Study material Block Start

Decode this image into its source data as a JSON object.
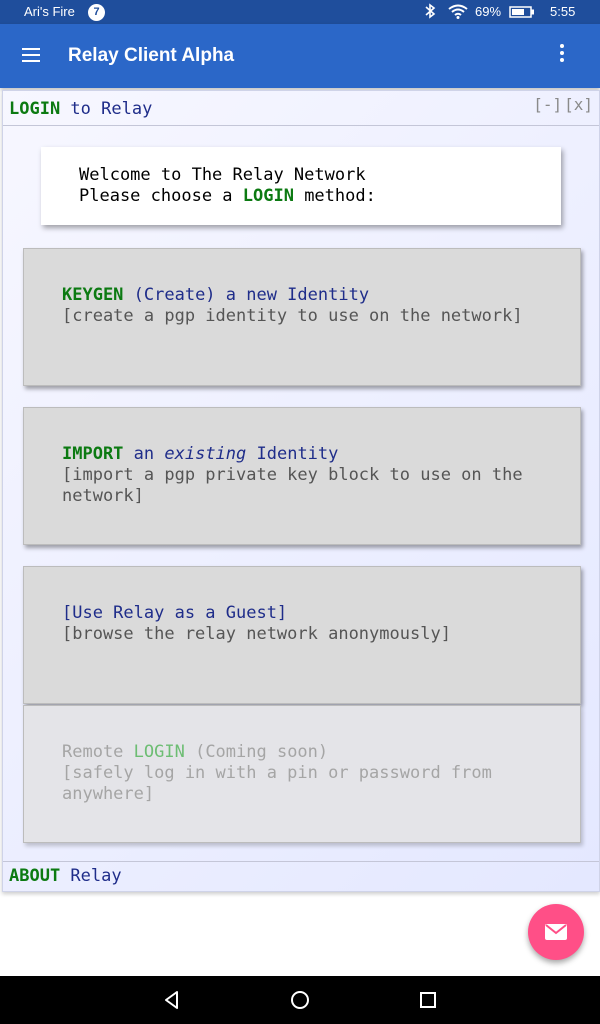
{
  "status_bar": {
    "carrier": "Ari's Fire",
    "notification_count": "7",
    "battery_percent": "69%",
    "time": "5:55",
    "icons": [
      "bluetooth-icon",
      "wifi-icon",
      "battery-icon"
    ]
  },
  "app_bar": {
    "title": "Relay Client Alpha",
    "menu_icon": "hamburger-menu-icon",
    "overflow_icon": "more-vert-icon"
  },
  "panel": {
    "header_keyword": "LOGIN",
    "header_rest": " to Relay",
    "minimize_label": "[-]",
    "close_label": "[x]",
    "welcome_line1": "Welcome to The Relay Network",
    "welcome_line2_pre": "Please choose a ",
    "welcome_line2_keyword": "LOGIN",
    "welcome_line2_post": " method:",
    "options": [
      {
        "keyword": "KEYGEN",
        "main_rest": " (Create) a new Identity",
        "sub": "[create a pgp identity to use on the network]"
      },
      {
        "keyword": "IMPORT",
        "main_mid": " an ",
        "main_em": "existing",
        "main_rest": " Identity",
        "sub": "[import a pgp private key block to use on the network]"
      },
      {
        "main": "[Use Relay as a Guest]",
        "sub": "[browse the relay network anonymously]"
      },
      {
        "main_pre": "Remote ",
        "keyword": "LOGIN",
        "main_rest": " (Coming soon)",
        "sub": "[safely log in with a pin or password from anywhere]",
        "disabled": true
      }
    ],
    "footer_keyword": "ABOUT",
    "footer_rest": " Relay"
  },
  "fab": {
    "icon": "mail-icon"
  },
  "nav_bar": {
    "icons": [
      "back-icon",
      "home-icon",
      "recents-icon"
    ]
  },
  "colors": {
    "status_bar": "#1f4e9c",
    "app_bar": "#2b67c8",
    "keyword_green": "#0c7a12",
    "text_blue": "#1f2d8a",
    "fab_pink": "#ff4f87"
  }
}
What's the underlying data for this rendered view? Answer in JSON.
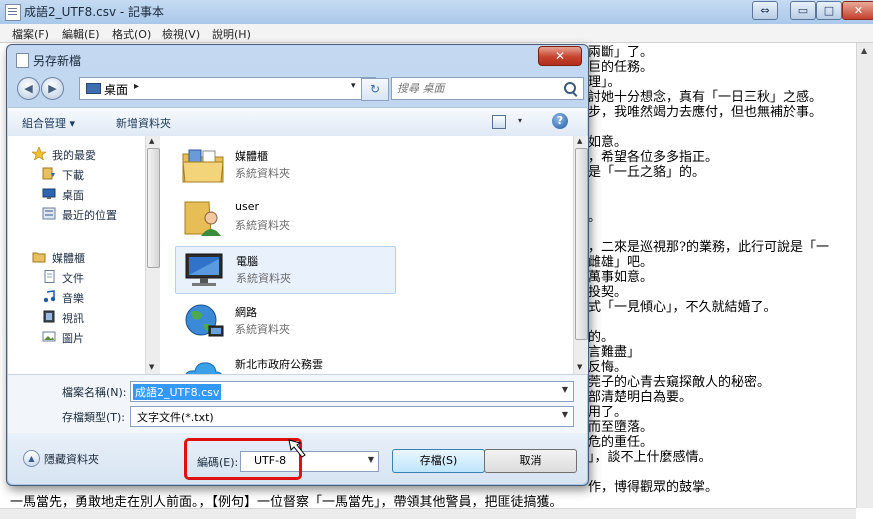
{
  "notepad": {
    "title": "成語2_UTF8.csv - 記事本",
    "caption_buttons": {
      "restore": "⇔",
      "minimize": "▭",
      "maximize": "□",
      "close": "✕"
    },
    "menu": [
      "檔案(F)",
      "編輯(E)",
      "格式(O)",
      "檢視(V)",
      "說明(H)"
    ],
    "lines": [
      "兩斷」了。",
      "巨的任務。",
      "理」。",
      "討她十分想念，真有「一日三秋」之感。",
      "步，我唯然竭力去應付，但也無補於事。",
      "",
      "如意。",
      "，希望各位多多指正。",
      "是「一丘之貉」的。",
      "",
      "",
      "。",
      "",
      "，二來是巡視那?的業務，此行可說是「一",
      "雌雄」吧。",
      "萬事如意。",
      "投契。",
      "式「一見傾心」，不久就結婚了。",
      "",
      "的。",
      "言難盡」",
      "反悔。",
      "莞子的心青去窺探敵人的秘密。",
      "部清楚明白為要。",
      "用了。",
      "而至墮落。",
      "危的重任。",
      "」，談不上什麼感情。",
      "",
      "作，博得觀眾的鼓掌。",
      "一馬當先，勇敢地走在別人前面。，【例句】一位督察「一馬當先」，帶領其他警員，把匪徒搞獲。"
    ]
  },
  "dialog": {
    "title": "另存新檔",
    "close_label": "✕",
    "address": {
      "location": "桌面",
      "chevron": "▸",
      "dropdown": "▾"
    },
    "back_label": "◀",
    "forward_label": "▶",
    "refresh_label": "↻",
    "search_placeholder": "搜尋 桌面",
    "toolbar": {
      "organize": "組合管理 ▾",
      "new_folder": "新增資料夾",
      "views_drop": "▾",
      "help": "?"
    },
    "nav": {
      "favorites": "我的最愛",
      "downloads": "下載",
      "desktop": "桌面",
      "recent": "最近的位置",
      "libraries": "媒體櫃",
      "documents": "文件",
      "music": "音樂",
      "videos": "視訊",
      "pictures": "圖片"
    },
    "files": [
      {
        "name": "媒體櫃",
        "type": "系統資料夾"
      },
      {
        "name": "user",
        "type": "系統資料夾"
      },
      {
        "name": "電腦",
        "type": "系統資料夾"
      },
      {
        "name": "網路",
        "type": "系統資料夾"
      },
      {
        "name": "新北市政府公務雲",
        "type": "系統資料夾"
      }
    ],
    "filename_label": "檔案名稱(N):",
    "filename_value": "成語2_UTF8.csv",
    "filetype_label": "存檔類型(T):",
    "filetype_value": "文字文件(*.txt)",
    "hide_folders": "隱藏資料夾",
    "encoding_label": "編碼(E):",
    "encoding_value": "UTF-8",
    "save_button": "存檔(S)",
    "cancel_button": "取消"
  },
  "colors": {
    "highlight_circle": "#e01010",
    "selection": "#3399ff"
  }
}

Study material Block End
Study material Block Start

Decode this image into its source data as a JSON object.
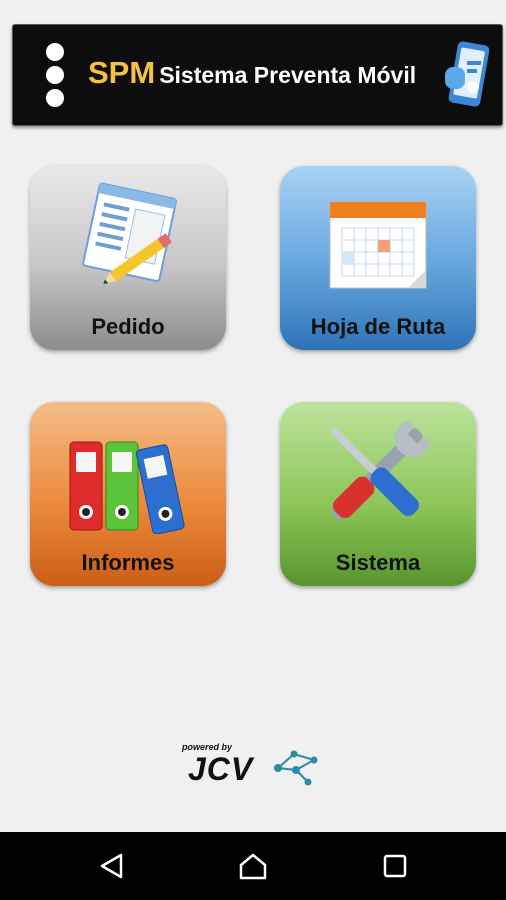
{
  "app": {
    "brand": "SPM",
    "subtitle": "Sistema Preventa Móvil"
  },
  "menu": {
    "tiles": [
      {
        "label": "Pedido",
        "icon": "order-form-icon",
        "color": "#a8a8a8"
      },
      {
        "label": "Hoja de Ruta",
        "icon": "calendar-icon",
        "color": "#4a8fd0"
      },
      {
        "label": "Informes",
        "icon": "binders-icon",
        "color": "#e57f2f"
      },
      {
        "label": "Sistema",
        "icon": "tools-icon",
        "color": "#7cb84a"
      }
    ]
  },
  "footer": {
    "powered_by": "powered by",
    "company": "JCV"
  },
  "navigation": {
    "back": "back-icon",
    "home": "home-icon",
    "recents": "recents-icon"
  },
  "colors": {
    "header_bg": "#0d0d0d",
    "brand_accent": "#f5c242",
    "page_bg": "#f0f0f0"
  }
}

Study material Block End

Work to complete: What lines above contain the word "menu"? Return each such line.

Response below:
    "menu_icon": "hamburger-menu-icon",
    "menu": [
  "menu": {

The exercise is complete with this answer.